While working on either developing or enhancing digital products, I often found myself missing a framework which could systematically guide my thought process in what to build. It’s a feeling that’s privately admitted to by people across the industry, from Project Managers, UX Designers and producers to even clients themselves.
In our standard way of working, with companies and their agency teams planning product experience along with technology executions, we often plan initiatives any number of ways that incorporate a process loop of Discover, Learn, Ideate, Incubate, Accelerate, & Evaluate. Though these steps help product teams focus on the process of delivery, it often does not clearly state a process to reach product experience maturity or in other words taking the goals of making products relevant, feasible and desirable from abstract wishful outcomes.
What would such a process or a framework look like? I sought out answering this when I thought of building one for myself. Aggregating the needs of the impacts that modern products need to make in the market, re-thinking the product engineering lifecycle into an outcome, pulling in whatever I could learn from all of the guiding content out there, which was simple enough for me to adapt and explain to others.
This is how I landed on the Address-Delight-Surprise Maturity Curve or the ADS Framework for short.

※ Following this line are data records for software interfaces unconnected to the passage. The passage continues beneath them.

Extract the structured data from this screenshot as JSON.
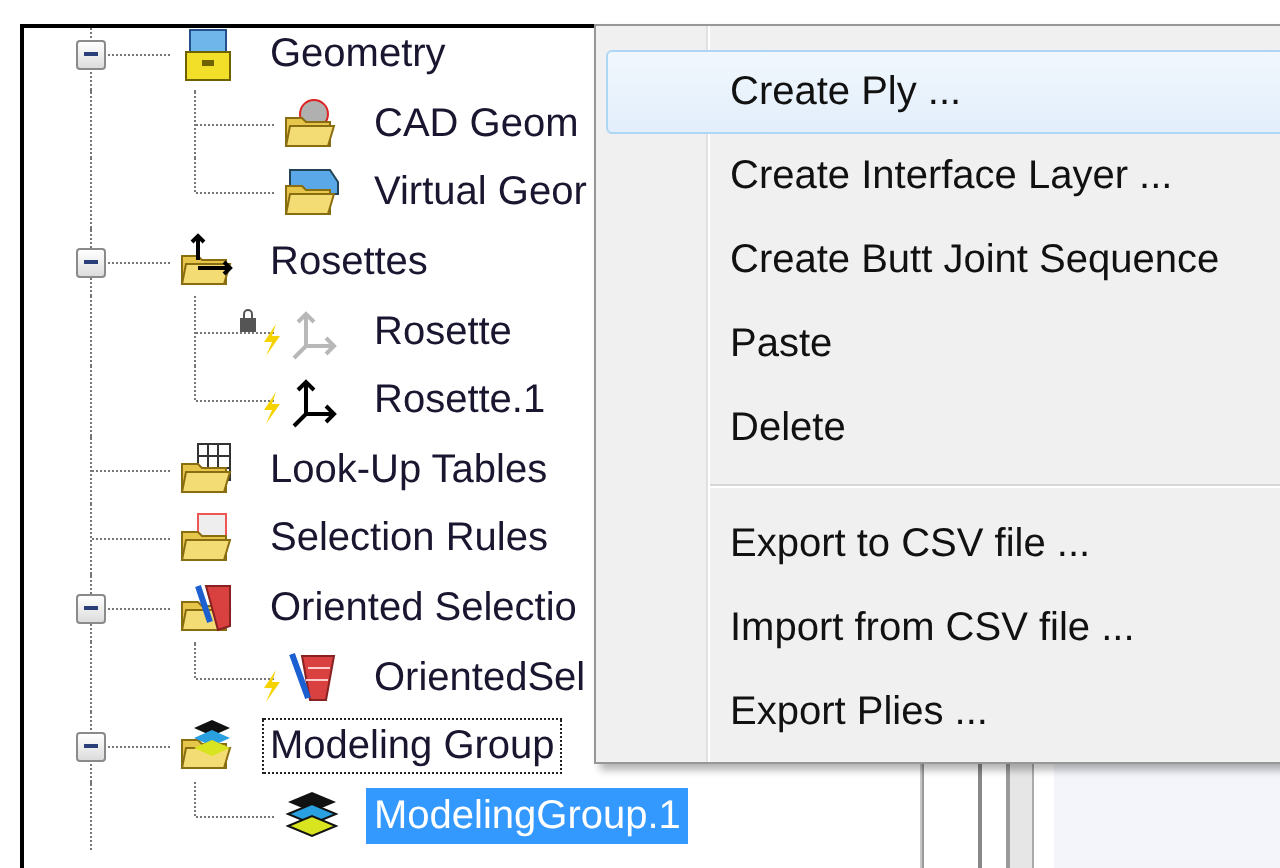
{
  "tree": [
    {
      "label": "Geometry",
      "kind": "geometry",
      "expanded": true,
      "children": [
        {
          "label": "CAD Geom",
          "kind": "cad"
        },
        {
          "label": "Virtual Geor",
          "kind": "virtual"
        }
      ]
    },
    {
      "label": "Rosettes",
      "kind": "rosettes",
      "expanded": true,
      "children": [
        {
          "label": "Rosette",
          "kind": "rosette",
          "locked": true,
          "pending": true
        },
        {
          "label": "Rosette.1",
          "kind": "rosette",
          "locked": false,
          "pending": true
        }
      ]
    },
    {
      "label": "Look-Up Tables",
      "kind": "lookup"
    },
    {
      "label": "Selection Rules",
      "kind": "rules"
    },
    {
      "label": "Oriented Selectio",
      "kind": "oriented",
      "expanded": true,
      "children": [
        {
          "label": "OrientedSel",
          "kind": "oriented-item",
          "pending": true
        }
      ]
    },
    {
      "label": "Modeling Group",
      "kind": "modeling",
      "expanded": true,
      "focused": true,
      "children": [
        {
          "label": "ModelingGroup.1",
          "kind": "layers",
          "selected": true
        }
      ]
    }
  ],
  "context_menu": [
    {
      "kind": "item",
      "label": "Create Ply ...",
      "selected": true
    },
    {
      "kind": "item",
      "label": "Create Interface Layer ...",
      "selected": false
    },
    {
      "kind": "item",
      "label": "Create Butt Joint Sequence",
      "selected": false
    },
    {
      "kind": "item",
      "label": "Paste",
      "selected": false
    },
    {
      "kind": "item",
      "label": "Delete",
      "selected": false
    },
    {
      "kind": "separator"
    },
    {
      "kind": "item",
      "label": "Export to CSV file ...",
      "selected": false
    },
    {
      "kind": "item",
      "label": "Import from CSV file ...",
      "selected": false
    },
    {
      "kind": "item",
      "label": "Export Plies ...",
      "selected": false
    }
  ]
}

This is how the framework works
Stage 1: Address — Must-have foundations
The Address spectrum aims to provide clarity on what are the must-haves of products. Besides arriving at features and functionalities often present in an MVP, address looks at the capabilities of your product launch in terms of marketplace impact, competitive advantage and response. We not only look to map what similar products in the market offer today but how competing products will likely react to these new features and plan a road map of enhancements to maintain a competitive edge.
An example of this is Uber, the unicorn personal ride sharing application, the Address spectrum represents key features such as scheduling a ride from the app for a particular travel time in the near future. Uber likely arrived at this feature through competitive pressures that the initial innovation of the app had disrupting the existing taxi markets as well as competing ride share services entering the market.

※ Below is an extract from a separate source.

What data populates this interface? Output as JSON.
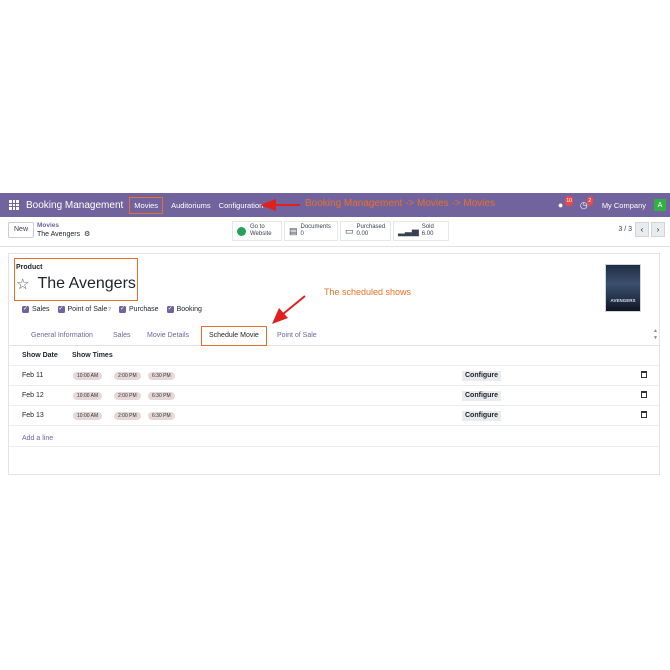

Stage 2: Delight — Planning Uniqueness
The Delight spectrum is where products separate themselves from the marketplace by executing against a road map to enrich the existing product foundation with unique ways of delivering similar features to further connect app interactions into a fluid experience which exist across the products. The emphasis here is on how we can leverage the emerging technology to our advantage to build on the user experience and help create deeper brand connections.
Going back to our Uber example, the company’s product leveraged existing mapping and location technologies into a shared driver/rider experience in a map view of the available drivers near riders in real-time. This delight helped reduce the fear of being picked up with strangers by bringing a transparent and interactive feature set to the product (which assuaged the initial fear that early investors had.) As this feature set evolved with the app, Uber helped build assurances for its users by providing a new dimension to how they see the ride availability, travel time/distance, sharing itineraries, chat and pick up time. Uber planned these delight features based on feedback from the market/regulatory forces, technology capabilities, customer feedback/behaviors and data analysis of trends.
State 3: Surprise — Enriching Experiences
The Surprise spectrum is that rare space where product marketers, owners and companies plan the entire ecosystem of business, products/services, business growth and continuous innovation to maintain and grow their market share. Companies at this level plan a rich road map of features that would not only push the market category into new thinking on things like leveraging emerging technologies but look to truly transform the way their business functions to take advantage of new models of engagement and growth from an entire suite of digital transformation initiatives that will be needed to achieve it. The result for companies is becoming the defacto market standard, powerful brand equity, industry leadership and a product that is more like a verb – let’s Uber it.
Our example of Uber using the Surprise spectrum of the ADS framework can be described as enabling anyone across the world who had a car to help people get to where they need to go locally, on demand. Beyond changing transportation forever, at the same time, Uber also became the brand of the gig economy helping people earn money, the primary reason for its massive adoption. In total, these force multipliers were planned and built upon the foundations of the ADS framework.
Marlabs and the ADS Framework
We’re very excited to continue exploring both historical case studies of top products in the market as well as speaking with companies about new product innovation scenarios where we can help standardize an ADS framework within their product efforts. We will also explore this evolving model across different kinds of applications (B2B/B2C, AI/ML, Cloud Backend, VR/AR/360°) and different scenarios.
We’d love to see how ADS can be applied to your scenarios and any learning that can help enhance this framework. Reach out to us at firstname.lastname@example.org
Senior Director – Design, Advisory & Consulting, Marlabs LLC
Satyarth Pandey is a Senior Director at Divergence, the Design Advisory & Consulting division at Marlabs. He’s our resident futurist and helps companies re-imagine businesses for successful product launches, adoption and growth.